#### Exercise description
Where a line in the listing below holds "content", add it to the tally, and reply with that tally alone.

#### Source material
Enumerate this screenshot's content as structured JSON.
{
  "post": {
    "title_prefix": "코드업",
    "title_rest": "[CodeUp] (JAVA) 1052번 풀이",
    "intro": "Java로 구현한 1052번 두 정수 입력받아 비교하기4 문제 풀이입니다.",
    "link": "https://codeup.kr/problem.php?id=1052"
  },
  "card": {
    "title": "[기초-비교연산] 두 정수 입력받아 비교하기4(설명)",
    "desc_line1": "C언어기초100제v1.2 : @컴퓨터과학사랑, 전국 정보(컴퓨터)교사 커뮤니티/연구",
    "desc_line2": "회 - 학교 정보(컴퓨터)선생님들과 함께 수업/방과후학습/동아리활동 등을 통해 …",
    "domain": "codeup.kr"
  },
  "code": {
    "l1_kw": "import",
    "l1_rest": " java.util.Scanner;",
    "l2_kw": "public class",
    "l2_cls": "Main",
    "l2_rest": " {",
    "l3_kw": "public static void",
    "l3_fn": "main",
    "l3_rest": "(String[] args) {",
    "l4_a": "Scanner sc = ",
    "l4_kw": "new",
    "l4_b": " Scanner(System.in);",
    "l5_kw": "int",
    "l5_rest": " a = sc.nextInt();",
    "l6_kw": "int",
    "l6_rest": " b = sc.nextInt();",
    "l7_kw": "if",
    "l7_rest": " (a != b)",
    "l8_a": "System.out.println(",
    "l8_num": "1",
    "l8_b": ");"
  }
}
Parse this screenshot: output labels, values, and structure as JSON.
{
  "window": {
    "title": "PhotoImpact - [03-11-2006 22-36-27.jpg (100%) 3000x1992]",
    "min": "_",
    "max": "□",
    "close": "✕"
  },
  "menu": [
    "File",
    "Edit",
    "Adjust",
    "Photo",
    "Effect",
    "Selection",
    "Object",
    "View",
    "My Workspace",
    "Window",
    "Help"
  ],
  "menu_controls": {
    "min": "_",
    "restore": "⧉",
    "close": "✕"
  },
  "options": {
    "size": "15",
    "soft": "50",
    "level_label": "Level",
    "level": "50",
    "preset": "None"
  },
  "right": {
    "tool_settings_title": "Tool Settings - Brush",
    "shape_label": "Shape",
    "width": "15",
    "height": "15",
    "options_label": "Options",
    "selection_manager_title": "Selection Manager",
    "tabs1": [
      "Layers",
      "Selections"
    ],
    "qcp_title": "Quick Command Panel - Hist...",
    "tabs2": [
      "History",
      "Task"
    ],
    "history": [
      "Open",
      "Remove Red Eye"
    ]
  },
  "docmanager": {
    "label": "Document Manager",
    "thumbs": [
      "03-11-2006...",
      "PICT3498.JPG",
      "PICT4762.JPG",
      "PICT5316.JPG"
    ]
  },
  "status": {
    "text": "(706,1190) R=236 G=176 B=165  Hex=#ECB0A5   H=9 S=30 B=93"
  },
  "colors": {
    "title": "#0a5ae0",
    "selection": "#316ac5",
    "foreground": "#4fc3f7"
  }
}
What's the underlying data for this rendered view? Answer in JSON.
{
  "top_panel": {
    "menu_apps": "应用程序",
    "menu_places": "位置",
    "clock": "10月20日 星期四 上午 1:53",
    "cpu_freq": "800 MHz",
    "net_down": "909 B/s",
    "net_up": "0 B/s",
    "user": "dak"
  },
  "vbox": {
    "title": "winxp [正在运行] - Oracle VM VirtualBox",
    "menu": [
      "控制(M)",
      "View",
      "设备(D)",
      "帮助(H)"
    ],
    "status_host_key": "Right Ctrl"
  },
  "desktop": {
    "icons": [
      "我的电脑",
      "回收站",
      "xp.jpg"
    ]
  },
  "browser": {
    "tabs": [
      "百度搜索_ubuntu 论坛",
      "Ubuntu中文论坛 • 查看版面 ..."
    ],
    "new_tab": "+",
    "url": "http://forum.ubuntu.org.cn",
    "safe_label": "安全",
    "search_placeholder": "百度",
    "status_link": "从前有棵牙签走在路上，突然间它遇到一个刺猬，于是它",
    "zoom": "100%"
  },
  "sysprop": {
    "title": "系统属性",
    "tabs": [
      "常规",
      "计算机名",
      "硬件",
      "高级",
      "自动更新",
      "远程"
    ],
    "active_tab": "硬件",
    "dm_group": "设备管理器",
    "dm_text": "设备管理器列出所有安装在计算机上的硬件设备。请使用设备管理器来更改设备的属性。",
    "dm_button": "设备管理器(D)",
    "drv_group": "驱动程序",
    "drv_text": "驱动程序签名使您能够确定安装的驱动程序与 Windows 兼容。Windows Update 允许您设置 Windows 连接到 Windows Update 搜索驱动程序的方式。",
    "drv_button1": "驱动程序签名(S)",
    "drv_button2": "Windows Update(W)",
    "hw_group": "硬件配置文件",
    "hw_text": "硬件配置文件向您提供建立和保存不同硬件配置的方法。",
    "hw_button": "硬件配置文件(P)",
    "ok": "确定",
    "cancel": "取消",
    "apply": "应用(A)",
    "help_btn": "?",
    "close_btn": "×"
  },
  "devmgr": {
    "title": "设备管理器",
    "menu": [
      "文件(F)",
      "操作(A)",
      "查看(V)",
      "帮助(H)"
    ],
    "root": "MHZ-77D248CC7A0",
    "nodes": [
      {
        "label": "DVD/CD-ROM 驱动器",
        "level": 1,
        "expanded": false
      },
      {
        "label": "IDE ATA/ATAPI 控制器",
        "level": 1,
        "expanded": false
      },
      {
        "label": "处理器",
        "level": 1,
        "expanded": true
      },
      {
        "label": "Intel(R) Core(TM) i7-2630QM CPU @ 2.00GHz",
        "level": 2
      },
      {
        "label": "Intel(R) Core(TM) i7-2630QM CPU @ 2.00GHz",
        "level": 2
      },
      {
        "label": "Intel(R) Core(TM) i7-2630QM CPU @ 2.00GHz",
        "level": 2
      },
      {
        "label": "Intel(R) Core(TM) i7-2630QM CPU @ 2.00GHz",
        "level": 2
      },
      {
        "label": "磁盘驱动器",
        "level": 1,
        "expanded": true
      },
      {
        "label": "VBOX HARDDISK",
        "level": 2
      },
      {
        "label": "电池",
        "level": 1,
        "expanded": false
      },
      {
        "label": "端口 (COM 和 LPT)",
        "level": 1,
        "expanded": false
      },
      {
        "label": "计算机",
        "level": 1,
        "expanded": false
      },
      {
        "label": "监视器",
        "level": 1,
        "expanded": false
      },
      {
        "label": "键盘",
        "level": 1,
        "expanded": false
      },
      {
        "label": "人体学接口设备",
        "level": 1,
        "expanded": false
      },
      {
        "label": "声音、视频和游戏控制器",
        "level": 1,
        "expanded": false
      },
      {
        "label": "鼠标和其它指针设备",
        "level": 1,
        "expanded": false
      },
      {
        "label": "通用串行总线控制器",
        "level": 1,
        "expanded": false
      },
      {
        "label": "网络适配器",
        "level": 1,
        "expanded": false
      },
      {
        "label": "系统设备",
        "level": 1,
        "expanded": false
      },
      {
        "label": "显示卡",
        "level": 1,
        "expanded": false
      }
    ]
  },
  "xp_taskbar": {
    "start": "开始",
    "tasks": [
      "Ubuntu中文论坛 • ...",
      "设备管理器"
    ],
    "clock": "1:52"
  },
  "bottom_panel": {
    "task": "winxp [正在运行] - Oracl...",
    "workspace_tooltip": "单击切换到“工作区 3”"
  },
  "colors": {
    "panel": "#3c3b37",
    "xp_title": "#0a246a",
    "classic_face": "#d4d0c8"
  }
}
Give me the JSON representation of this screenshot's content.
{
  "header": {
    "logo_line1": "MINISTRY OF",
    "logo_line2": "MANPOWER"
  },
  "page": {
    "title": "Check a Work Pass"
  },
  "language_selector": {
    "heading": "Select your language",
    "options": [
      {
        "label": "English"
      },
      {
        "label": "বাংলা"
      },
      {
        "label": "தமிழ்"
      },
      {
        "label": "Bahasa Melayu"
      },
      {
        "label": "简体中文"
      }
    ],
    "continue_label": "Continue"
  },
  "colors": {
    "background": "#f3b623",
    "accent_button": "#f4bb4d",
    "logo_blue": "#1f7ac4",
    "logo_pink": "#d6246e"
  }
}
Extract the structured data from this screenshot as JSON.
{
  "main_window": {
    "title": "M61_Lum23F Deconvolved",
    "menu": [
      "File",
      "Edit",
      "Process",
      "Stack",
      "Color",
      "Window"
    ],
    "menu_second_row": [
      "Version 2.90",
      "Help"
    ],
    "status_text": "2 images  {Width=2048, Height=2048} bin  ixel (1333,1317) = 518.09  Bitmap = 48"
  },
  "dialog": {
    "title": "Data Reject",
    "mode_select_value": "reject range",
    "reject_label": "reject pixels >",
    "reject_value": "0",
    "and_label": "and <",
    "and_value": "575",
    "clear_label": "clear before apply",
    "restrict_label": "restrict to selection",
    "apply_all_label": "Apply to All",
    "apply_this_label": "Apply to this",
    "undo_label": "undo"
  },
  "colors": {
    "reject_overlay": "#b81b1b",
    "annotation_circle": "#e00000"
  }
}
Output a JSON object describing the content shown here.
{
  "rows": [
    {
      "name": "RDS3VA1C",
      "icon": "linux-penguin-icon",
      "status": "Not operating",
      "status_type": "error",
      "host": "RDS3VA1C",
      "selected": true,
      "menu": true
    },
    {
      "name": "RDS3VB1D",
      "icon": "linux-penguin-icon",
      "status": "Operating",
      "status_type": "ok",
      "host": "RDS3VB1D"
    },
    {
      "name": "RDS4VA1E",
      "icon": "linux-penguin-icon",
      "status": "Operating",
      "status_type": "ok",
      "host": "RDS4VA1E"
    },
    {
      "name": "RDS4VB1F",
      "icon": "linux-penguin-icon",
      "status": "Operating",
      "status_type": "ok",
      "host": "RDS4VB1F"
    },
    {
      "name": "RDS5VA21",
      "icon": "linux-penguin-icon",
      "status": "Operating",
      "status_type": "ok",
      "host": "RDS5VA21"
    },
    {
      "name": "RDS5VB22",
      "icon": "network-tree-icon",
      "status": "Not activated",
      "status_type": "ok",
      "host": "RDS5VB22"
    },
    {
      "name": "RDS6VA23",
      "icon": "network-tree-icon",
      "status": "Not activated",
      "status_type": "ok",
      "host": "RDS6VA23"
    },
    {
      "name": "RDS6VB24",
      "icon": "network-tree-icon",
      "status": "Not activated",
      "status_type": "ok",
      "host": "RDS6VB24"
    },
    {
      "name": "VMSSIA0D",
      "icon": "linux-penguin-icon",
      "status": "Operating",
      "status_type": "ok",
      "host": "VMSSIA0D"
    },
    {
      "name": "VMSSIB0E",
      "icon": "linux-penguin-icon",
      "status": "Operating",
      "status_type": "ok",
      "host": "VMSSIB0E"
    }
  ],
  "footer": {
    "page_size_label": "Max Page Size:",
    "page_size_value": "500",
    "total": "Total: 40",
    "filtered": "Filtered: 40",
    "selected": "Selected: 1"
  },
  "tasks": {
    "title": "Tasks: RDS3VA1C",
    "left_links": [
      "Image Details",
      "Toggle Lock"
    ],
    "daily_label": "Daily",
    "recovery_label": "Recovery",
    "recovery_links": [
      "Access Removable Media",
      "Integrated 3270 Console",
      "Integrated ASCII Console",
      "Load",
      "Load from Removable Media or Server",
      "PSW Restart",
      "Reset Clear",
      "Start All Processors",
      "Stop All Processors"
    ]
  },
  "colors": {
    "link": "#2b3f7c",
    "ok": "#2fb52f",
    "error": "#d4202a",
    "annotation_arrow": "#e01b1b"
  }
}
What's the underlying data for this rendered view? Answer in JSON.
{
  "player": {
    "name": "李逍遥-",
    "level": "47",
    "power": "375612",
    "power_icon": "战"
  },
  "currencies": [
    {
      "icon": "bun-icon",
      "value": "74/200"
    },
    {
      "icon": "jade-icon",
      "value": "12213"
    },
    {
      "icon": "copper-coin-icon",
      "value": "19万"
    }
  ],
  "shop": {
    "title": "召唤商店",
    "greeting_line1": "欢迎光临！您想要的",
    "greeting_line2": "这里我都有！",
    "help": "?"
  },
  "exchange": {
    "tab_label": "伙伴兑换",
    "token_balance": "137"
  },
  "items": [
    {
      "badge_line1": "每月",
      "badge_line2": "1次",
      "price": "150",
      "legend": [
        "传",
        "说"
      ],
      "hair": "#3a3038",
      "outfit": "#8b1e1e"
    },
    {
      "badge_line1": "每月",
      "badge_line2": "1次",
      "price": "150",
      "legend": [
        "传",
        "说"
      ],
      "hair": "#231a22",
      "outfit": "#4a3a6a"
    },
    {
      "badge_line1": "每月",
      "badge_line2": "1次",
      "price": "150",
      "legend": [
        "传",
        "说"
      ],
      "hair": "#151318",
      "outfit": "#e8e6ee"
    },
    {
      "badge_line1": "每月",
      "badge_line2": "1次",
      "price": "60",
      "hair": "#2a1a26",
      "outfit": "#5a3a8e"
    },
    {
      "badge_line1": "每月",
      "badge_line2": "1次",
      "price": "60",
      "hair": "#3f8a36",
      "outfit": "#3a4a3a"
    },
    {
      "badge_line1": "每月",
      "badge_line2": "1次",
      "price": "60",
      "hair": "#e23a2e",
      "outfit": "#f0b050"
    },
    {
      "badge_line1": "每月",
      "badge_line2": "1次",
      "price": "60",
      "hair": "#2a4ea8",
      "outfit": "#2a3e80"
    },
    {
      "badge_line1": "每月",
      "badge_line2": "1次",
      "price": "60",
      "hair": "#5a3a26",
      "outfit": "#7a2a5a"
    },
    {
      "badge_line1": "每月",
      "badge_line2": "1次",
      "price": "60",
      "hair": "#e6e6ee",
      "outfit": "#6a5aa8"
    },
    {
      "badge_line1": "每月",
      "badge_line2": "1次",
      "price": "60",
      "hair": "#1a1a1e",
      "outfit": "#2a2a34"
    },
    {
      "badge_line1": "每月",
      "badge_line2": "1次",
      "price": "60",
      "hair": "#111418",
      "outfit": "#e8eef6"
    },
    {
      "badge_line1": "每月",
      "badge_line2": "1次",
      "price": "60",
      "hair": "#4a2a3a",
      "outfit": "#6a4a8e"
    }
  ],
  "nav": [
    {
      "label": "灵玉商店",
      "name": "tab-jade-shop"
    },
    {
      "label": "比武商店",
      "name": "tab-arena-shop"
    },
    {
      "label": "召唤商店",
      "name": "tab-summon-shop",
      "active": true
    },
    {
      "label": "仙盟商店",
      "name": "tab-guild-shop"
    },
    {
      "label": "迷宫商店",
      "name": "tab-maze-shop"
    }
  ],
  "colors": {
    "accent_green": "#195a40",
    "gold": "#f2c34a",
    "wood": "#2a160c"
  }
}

#### Response to this exercise
3